CLEMSON – Clemson University opens the doors for campus and community constituents to visit the new Watt Family Innovation Center during an open house Jan. 22, from 2:30 p.m. to 4:30 p.m.
The ultra-modern, highly-flexible facility in the center of campus, behind R.M. Cooper Library, is designed to be an innovative center where students, faculty and industry partners will collaborate, create, innovate and communicate using state-of-the-art technology and interactive learning systems.
The building is in many ways a model for 21st century education, said the center’s executive director, Clemson alumnus Charles Watt.
“Our mission always has been the 21st century education model recommended by the National Science Foundation,” Watt said. “We tried to incorporate what they recommended in our concept phase. We literally used the kind of ecosystems and holistic systems that they were talking about.”

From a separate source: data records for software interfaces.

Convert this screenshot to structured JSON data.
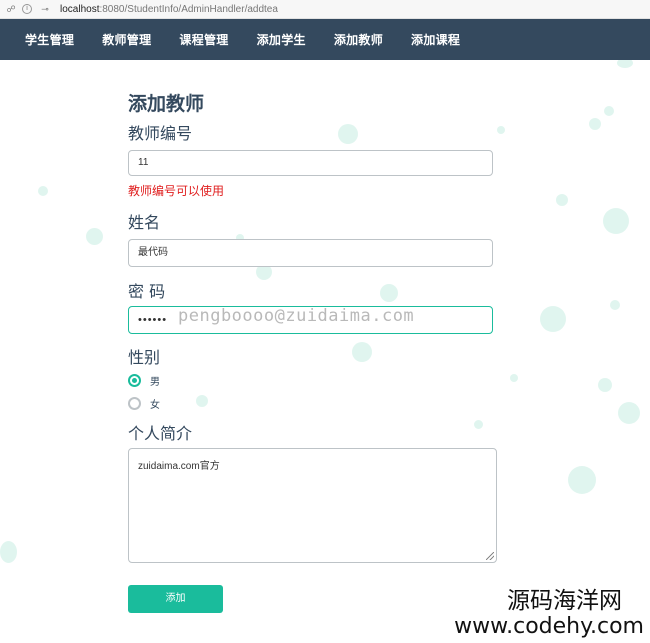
{
  "browser": {
    "url_host": "localhost",
    "url_path": ":8080/StudentInfo/AdminHandler/addtea"
  },
  "nav": {
    "items": [
      {
        "label": "学生管理"
      },
      {
        "label": "教师管理"
      },
      {
        "label": "课程管理"
      },
      {
        "label": "添加学生"
      },
      {
        "label": "添加教师"
      },
      {
        "label": "添加课程"
      }
    ]
  },
  "form": {
    "title": "添加教师",
    "teacher_id_label": "教师编号",
    "teacher_id_value": "11",
    "teacher_id_hint": "教师编号可以使用",
    "name_label": "姓名",
    "name_value": "最代码",
    "password_label": "密 码",
    "password_masked": "••••••",
    "password_overlay": "pengboooo@zuidaima.com",
    "gender_label": "性别",
    "gender_options": [
      {
        "label": "男",
        "checked": true
      },
      {
        "label": "女",
        "checked": false
      }
    ],
    "bio_label": "个人简介",
    "bio_value": "zuidaima.com官方",
    "submit_label": "添加"
  },
  "brand": {
    "cn": "源码海洋网",
    "en": "www.codehy.com"
  },
  "colors": {
    "navbar": "#34495e",
    "accent": "#1abc9c",
    "error": "#e02020"
  }
}
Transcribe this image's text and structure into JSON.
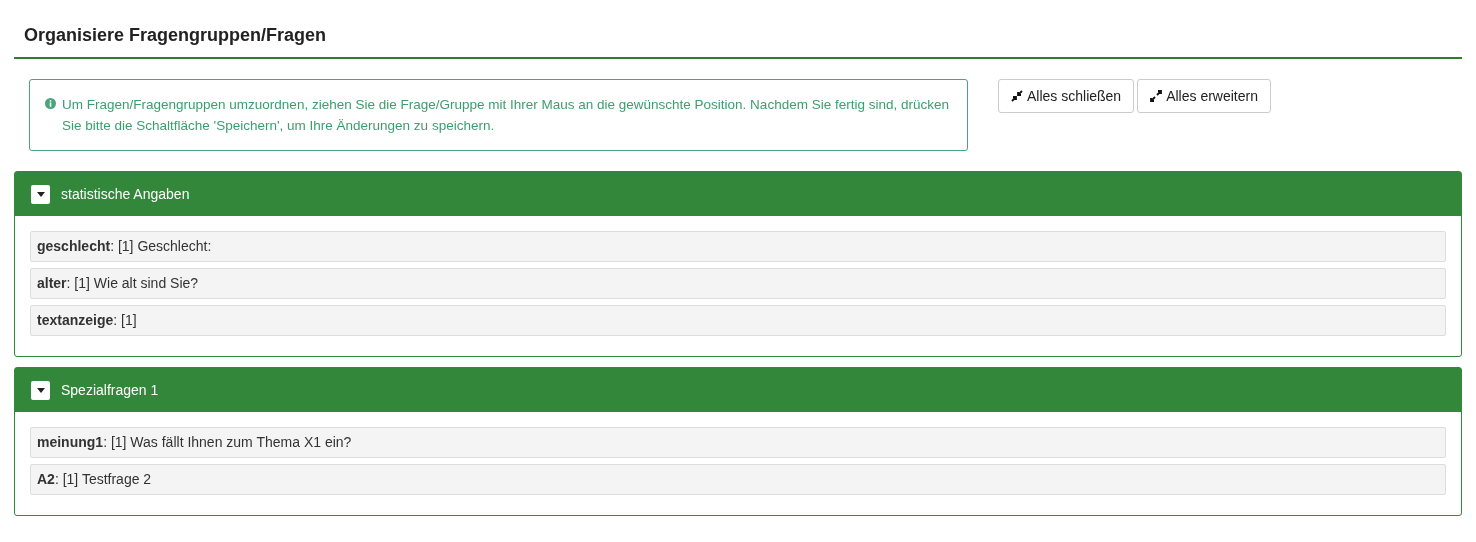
{
  "title": "Organisiere Fragengruppen/Fragen",
  "info": "Um Fragen/Fragengruppen umzuordnen, ziehen Sie die Frage/Gruppe mit Ihrer Maus an die gewünschte Position. Nachdem Sie fertig sind, drücken Sie bitte die Schaltfläche 'Speichern', um Ihre Änderungen zu speichern.",
  "buttons": [
    {
      "kind": "collapse",
      "label": "Alles schließen"
    },
    {
      "kind": "expand",
      "label": "Alles erweitern"
    }
  ],
  "groups": [
    {
      "name": "statistische Angaben",
      "expanded": true,
      "questions": [
        "**geschlecht**: [1] Geschlecht:",
        "**alter**: [1] Wie alt sind Sie?",
        "**textanzeige**: [1]"
      ]
    },
    {
      "name": "Spezialfragen 1",
      "expanded": true,
      "questions": [
        "**meinung1**: [1] Was fällt Ihnen zum Thema X1 ein?",
        "**A2**: [1] Testfrage 2"
      ]
    }
  ]
}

Watt is confident that the innovation center will be the model for advanced academic buildings for all other universities. Every detail of the building is designed to foster creativity and collaboration, and pave the way for the flow of ideas and concepts between different disciplines at Clemson.
Dozens of state-of-the-art, interactive video screens are on every floor, which feature adjustable walls that can be easily moved or removed to modify teaching and meeting spaces. Top-of-the-line communication connectivity is available throughout the building, and even the lights represent the latest in low-energy consumption lighting in the world.
“Each light has sensors, and they are centrally controlled and software-driven,” said Watt. “If it’s dark, you get more light. If it’s light outside they adjust accordingly. They even have sensors that can count the people in the building.”
The exterior of the building features the largest media mesh grid in the country – essentially a two-story video screen that can be programmed to display graphics, animation and live video.
The mission of the center is to create an environment where collaboration between students, faculty and leaders from industry and government agencies generates ideas and solves complex problems.
“Our objective and vision is to experiment with how to do things better as a university,” said Watt. “It’s the soft sciences as well as the hard sciences – and that’s sort of where you get to the fundamentals of how we teach in the future. It’s going to be cross-disciplinary.”
The Watt family gave $5.5 million to the university in 2012 as part of The Will to Lead capital campaign to raise $1 billion to support Clemson students and faculty with scholarships, professorships, facilities, technology and enhanced opportunities for learning and research.
This story courtesy of Clemson University.